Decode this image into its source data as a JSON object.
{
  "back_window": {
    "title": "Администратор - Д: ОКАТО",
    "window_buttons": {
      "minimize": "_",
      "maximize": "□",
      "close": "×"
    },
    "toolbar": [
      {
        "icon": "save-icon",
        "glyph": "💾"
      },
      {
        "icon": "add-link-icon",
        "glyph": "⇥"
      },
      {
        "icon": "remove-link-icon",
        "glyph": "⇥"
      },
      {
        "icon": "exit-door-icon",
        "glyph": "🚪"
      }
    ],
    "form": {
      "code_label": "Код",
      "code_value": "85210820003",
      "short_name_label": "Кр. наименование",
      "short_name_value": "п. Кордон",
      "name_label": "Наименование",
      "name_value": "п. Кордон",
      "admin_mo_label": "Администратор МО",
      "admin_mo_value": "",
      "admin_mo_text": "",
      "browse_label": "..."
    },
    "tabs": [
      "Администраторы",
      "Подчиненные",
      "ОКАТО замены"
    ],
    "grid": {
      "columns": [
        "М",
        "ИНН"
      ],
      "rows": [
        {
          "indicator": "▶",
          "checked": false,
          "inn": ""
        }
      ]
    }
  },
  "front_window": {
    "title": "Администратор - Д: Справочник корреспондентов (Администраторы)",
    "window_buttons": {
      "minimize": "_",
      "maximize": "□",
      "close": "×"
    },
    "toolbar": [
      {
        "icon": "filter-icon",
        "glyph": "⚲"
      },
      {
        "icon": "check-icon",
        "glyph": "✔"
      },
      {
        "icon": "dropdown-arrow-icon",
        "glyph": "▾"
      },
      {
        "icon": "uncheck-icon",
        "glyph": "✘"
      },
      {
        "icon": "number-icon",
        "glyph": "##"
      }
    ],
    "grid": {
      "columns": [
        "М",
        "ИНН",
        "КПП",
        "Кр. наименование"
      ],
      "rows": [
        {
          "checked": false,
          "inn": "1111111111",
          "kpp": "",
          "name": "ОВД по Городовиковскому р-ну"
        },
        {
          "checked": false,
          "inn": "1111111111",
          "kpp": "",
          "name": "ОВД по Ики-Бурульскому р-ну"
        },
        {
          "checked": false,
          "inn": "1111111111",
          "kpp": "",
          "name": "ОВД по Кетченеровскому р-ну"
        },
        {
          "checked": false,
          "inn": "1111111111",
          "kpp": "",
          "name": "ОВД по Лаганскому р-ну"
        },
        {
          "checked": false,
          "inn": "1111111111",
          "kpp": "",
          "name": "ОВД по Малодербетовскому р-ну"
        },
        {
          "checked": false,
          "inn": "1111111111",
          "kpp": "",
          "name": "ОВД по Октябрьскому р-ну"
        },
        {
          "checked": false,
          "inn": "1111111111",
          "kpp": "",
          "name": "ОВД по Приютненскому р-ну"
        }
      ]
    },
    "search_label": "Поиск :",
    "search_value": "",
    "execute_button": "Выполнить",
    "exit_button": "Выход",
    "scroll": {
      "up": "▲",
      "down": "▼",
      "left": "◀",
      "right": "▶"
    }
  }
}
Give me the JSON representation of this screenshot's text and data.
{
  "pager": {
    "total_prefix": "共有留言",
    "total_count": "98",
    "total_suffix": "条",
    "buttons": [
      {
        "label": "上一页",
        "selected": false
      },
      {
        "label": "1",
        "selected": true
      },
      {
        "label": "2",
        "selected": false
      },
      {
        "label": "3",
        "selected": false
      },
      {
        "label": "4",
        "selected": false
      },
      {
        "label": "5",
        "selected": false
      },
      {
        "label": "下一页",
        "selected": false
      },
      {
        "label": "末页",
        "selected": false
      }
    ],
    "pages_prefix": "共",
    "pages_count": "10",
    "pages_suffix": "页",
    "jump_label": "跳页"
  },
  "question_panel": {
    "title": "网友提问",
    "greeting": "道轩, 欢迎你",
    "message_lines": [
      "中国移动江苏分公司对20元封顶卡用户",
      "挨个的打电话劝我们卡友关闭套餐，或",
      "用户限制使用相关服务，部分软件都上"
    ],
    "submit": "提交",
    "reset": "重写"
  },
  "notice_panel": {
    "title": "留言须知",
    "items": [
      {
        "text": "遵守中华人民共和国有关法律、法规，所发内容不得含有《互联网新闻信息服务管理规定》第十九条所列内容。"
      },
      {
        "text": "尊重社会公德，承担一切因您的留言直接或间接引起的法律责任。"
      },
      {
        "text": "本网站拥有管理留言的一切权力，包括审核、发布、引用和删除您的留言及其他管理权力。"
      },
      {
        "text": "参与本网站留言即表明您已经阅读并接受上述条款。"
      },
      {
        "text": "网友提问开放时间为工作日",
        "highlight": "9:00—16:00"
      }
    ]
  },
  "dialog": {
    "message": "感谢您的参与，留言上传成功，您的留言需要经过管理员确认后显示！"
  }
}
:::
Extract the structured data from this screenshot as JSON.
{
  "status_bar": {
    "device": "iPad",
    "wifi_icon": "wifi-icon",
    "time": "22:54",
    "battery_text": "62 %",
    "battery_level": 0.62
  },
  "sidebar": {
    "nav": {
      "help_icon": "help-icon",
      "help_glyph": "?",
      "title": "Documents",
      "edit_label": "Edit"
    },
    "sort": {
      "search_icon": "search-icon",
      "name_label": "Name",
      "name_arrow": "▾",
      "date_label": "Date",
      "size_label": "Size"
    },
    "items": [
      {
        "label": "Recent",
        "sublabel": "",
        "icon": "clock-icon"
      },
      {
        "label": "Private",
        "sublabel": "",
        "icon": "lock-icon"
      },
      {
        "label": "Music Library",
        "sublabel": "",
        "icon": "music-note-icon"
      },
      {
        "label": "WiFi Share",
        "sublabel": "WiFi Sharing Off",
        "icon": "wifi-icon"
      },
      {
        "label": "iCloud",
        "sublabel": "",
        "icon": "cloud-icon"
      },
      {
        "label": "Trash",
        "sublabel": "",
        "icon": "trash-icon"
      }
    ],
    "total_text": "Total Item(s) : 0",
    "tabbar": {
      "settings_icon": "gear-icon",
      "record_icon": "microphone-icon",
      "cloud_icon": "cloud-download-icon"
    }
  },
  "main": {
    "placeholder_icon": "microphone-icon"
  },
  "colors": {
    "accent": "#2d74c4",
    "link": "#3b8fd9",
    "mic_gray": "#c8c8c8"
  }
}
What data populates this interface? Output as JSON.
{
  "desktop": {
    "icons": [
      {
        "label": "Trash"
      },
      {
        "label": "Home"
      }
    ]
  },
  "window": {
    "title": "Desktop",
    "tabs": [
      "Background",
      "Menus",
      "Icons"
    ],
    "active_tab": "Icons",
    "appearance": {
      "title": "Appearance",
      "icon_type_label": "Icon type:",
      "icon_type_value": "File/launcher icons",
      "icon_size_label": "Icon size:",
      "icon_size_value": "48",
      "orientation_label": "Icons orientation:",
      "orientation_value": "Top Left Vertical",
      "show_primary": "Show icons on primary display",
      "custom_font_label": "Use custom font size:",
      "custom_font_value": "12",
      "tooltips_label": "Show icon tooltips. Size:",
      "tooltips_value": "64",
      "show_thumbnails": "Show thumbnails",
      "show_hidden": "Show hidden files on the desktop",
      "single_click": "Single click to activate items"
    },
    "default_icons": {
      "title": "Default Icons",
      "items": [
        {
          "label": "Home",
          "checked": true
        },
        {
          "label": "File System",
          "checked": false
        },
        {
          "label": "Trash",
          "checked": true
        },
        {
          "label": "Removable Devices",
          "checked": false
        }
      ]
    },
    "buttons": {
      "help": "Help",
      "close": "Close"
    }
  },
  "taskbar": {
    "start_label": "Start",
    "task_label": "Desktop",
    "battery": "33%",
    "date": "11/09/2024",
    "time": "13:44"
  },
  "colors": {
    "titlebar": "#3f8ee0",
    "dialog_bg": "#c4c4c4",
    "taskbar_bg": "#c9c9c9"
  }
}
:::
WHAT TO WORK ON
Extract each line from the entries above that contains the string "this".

RESPONSE
Decode this image into its source data as a JSON object.
Give me the JSON representation of this screenshot's text and data.
Extract the structured data from this screenshot as JSON.
What data populates this interface? Output as JSON.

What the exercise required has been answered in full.